Alabama Department of Public Health, CDC, FDA recommend resumption of J&J vaccine
The Alabama Department of Public Health (ADPH) on Tuesday announced it has received final guidance from the Centers for Disease Control and Prevention (CDC) concerning use of the single-dose Johnson & Johnson (J&J) COVID-19 vaccine.
After a temporary pause on its use since April 13, the Food and Drug Administration (FDA) and the CDC have recommended resumption of J&J vaccine usage among persons 18 years of age and older, as available data show that the vaccine’s known and potential benefits outweigh its known and potential risks.
In turn, ADPH has echoed this recommendation, green lighting the resumption of the J&J vaccine in Alabama.
The CDC’s Advisory Committee on Immunization Practices reaffirmed its interim recommendation under FDA’s Emergency Use Authorization which includes a new warning for women aged 18-49 years.
Reports of adverse events following the use of the J&J vaccine suggest a very low but increased risk of a rare adverse event called thromobosis with thrombocytopenia syndrome (TTS), an ADPH release explained. Nearly all reports of this serious condition, which involves blood clots with low platelets, have been in adult women younger than 50 years old. There have been no reported cases of these side effects in Alabamians.

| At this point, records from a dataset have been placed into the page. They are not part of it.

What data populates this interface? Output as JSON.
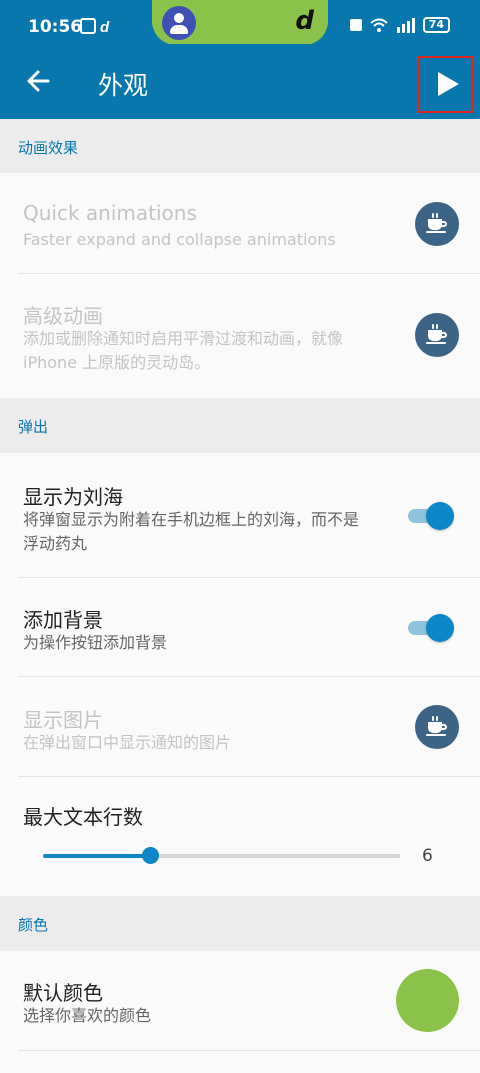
{
  "status_bar": {
    "time": "10:56",
    "left_icons": "HD d",
    "right_icons": "HD 5G",
    "battery": "74"
  },
  "toolbar": {
    "title": "外观",
    "back_icon": "arrow-left-icon",
    "play_icon": "play-icon"
  },
  "sections": {
    "animation": {
      "header": "动画效果",
      "items": [
        {
          "title": "Quick animations",
          "subtitle": "Faster expand and collapse animations",
          "control": "coffee-icon",
          "enabled": false
        },
        {
          "title": "高级动画",
          "subtitle": "添加或删除通知时启用平滑过渡和动画，就像 iPhone 上原版的灵动岛。",
          "control": "coffee-icon",
          "enabled": false
        }
      ]
    },
    "popup": {
      "header": "弹出",
      "items": [
        {
          "title": "显示为刘海",
          "subtitle": "将弹窗显示为附着在手机边框上的刘海，而不是浮动药丸",
          "control": "switch",
          "checked": true
        },
        {
          "title": "添加背景",
          "subtitle": "为操作按钮添加背景",
          "control": "switch",
          "checked": true
        },
        {
          "title": "显示图片",
          "subtitle": "在弹出窗口中显示通知的图片",
          "control": "coffee-icon",
          "enabled": false
        },
        {
          "title": "最大文本行数",
          "control": "slider",
          "value": "6",
          "fraction": 0.3
        }
      ]
    },
    "color": {
      "header": "颜色",
      "items": [
        {
          "title": "默认颜色",
          "subtitle": "选择你喜欢的颜色",
          "swatch_color": "#8bc34a"
        }
      ]
    }
  },
  "colors": {
    "primary": "#0777ad",
    "accent": "#0c87c8",
    "coffee_badge": "#3c6486",
    "highlight_box": "#e0241e"
  }
}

Women younger than 50 years old should be aware of the rare but increased risk of this adverse event and that there are other COVID-19 vaccine options available for which this risk has not been seen at all — namely the Pfizer and Moderna two-dose vaccines. At this time, the available data suggest that the chance of adverse reactions occurring with the J&J vaccine is very low, but the FDA and CDC will remain vigilant in continuing to investigate this risk, ADPH added.
People age 16 and 17 are only eligible to receive the Pfizer vaccine. People age 18 and over are eligible for all three vaccine options.

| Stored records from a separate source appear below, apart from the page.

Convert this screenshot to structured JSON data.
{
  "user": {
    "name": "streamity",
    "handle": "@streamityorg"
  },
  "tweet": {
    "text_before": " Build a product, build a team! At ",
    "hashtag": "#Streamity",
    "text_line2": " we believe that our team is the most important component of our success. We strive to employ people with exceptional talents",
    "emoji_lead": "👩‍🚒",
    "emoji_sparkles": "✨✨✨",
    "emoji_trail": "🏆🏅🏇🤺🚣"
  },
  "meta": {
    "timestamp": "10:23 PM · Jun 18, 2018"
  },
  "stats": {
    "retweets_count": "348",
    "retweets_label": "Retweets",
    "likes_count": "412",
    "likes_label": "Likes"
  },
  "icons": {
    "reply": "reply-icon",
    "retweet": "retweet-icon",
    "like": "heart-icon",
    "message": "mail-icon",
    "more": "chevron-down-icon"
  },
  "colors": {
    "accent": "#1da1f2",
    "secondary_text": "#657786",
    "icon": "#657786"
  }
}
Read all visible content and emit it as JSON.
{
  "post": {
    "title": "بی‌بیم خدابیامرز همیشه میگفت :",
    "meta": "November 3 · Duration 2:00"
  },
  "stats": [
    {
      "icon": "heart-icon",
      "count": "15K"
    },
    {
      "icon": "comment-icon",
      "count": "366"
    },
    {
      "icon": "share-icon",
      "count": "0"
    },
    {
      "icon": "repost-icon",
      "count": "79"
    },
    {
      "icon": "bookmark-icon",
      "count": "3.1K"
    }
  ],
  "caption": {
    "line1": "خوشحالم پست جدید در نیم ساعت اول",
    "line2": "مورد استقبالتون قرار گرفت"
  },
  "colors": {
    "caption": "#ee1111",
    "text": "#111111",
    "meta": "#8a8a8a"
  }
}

Advantages of resuming use of the J&J COVID-19 vaccine include flexibility, choice and improved access because this is a one-dose vaccine which has less strict storage and transportation requirements.
More than 1 million Alabama residents are now fully vaccinated.

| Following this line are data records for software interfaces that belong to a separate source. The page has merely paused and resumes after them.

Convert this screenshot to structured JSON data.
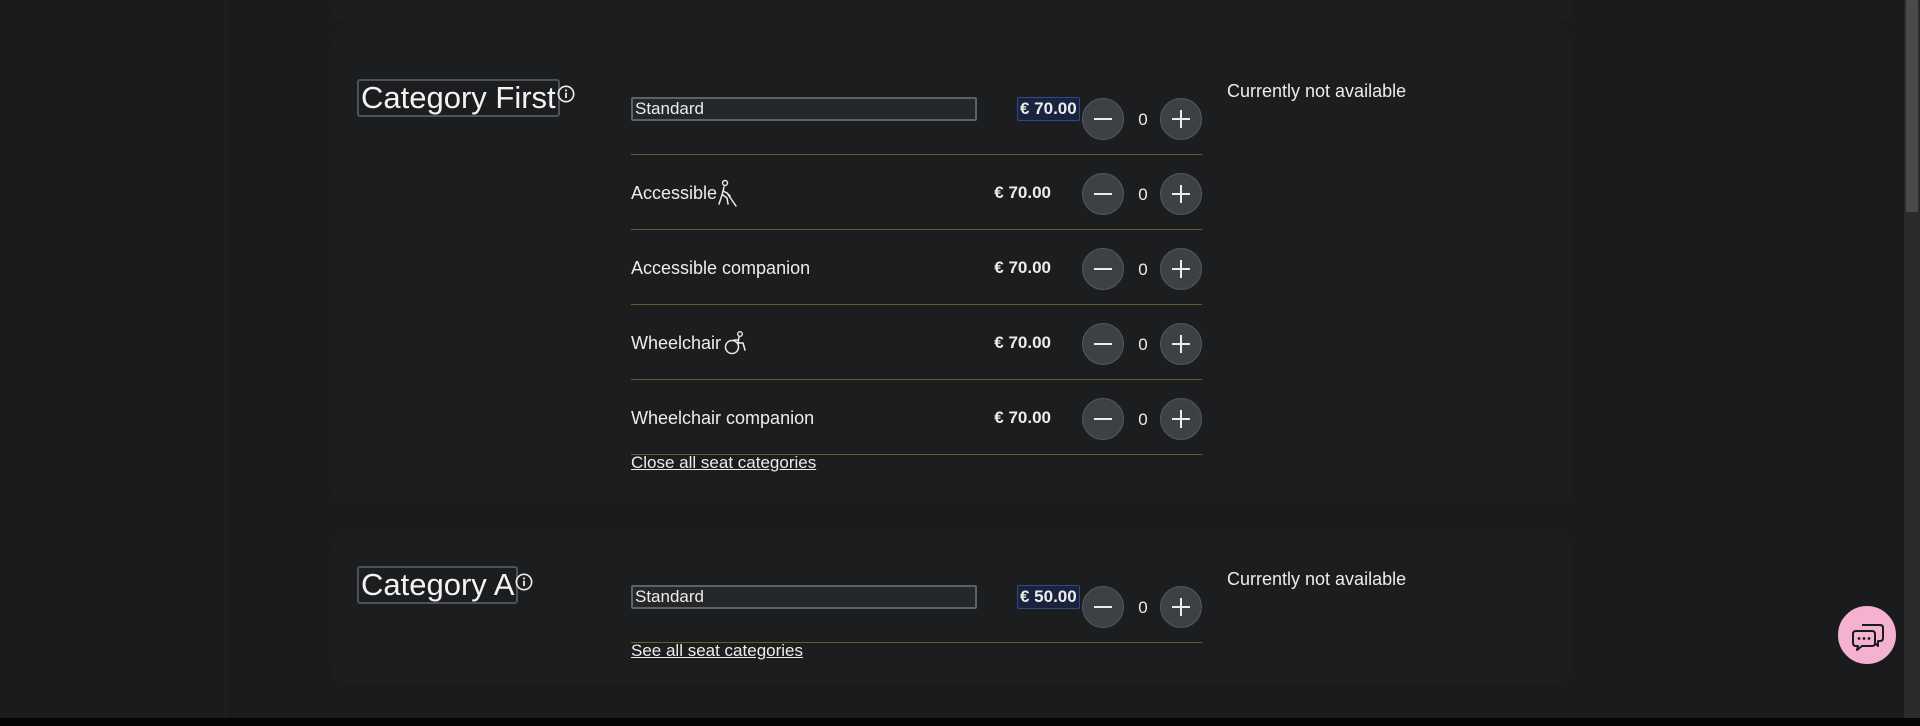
{
  "categories": [
    {
      "title": "Category First",
      "availability": "Currently not available",
      "rows": [
        {
          "label": "Standard",
          "price": "€ 70.00",
          "qty": "0",
          "icon": ""
        },
        {
          "label": "Accessible",
          "price": "€ 70.00",
          "qty": "0",
          "icon": "blind-person-icon"
        },
        {
          "label": "Accessible companion",
          "price": "€ 70.00",
          "qty": "0",
          "icon": ""
        },
        {
          "label": "Wheelchair",
          "price": "€ 70.00",
          "qty": "0",
          "icon": "wheelchair-icon"
        },
        {
          "label": "Wheelchair companion",
          "price": "€ 70.00",
          "qty": "0",
          "icon": ""
        }
      ],
      "toggle_link": "Close all seat categories"
    },
    {
      "title": "Category A",
      "availability": "Currently not available",
      "rows": [
        {
          "label": "Standard",
          "price": "€ 50.00",
          "qty": "0",
          "icon": ""
        }
      ],
      "toggle_link": "See all seat categories"
    }
  ],
  "icons": {
    "info": "info-icon",
    "minus": "minus-icon",
    "plus": "plus-icon",
    "chat": "chat-bubble-icon"
  },
  "colors": {
    "background": "#1a1b1c",
    "card": "#1c1d1f",
    "divider": "#6b5d28",
    "price_highlight": "#19233f",
    "chat_button": "#f5b2d0"
  }
}
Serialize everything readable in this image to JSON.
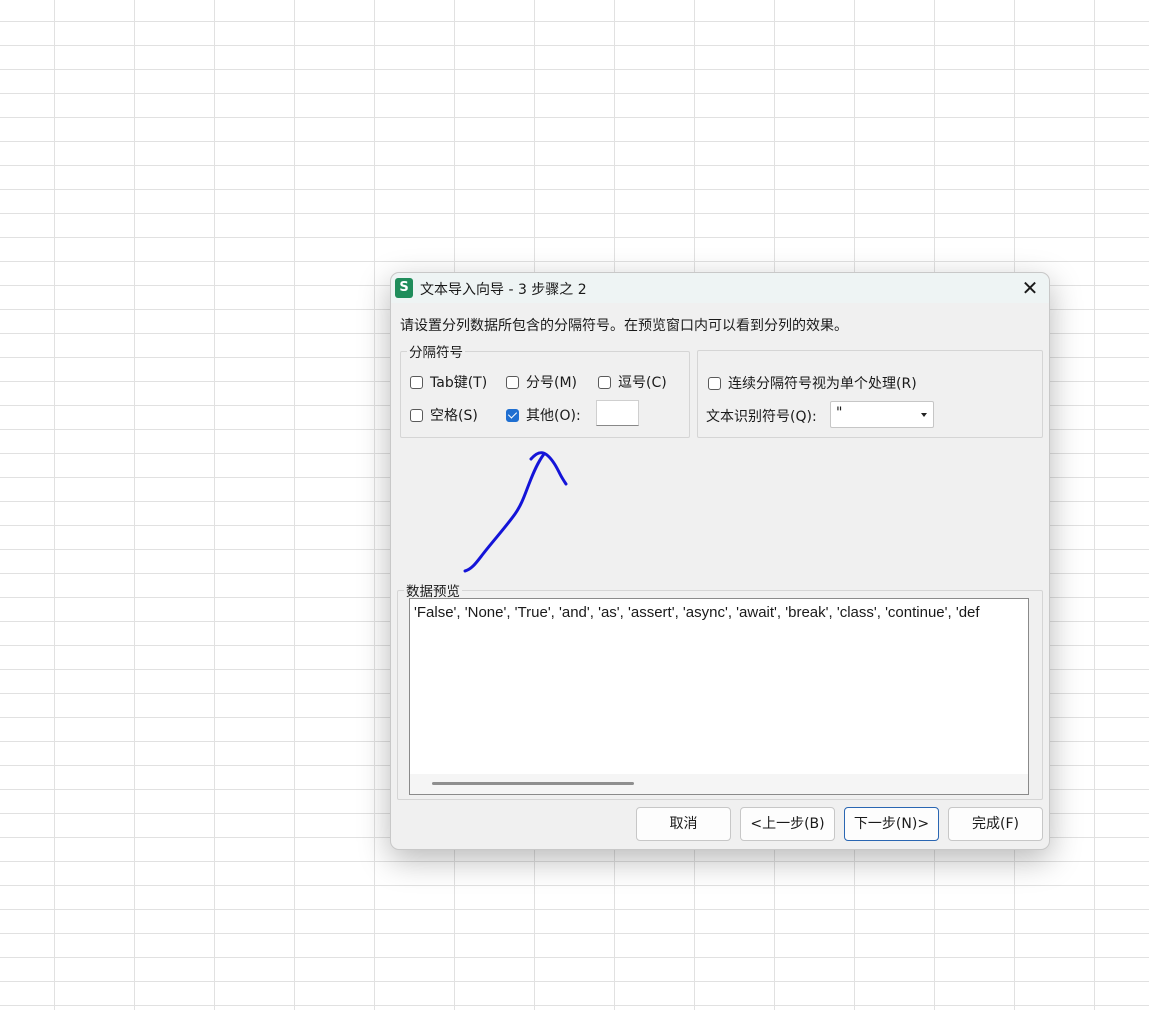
{
  "dialog": {
    "title": "文本导入向导 - 3 步骤之 2",
    "app_icon_letter": "S",
    "close_symbol": "✕",
    "instruction": "请设置分列数据所包含的分隔符号。在预览窗口内可以看到分列的效果。"
  },
  "delimiters": {
    "legend": "分隔符号",
    "tab": {
      "label": "Tab键(T)",
      "checked": false
    },
    "semicolon": {
      "label": "分号(M)",
      "checked": false
    },
    "comma": {
      "label": "逗号(C)",
      "checked": false
    },
    "space": {
      "label": "空格(S)",
      "checked": false
    },
    "other": {
      "label": "其他(O):",
      "checked": true,
      "value": ""
    }
  },
  "options": {
    "consecutive": {
      "label": "连续分隔符号视为单个处理(R)",
      "checked": false
    },
    "text_qualifier_label": "文本识别符号(Q):",
    "text_qualifier_value": "\""
  },
  "preview": {
    "legend": "数据预览",
    "line": "'False', 'None', 'True', 'and', 'as', 'assert', 'async', 'await', 'break', 'class', 'continue', 'def"
  },
  "buttons": {
    "cancel": "取消",
    "back": "<上一步(B)",
    "next": "下一步(N)>",
    "finish": "完成(F)"
  },
  "colors": {
    "accent": "#1f6fd1",
    "annotation_stroke": "#1414d8",
    "app_icon": "#1f8d5b"
  }
}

“Alabama is making progress in all directions – our COVID-19 numbers are improving, more people are getting vaccinated each day, all while achieving the lowest unemployment rate in the southeast,” Governor Kay Ivey said in a statement. “I am glad to see the resumption of the Johnson & Johnson vaccine and encourage every Alabamian 16 and up to get out and get your shots. The safe and effective vaccines available are our ticket back to normal, and I could not be more optimistic in how we are moving forward.”
Sean Ross is the editor of Yellowhammer News. You can follow him on Twitter @sean_yhn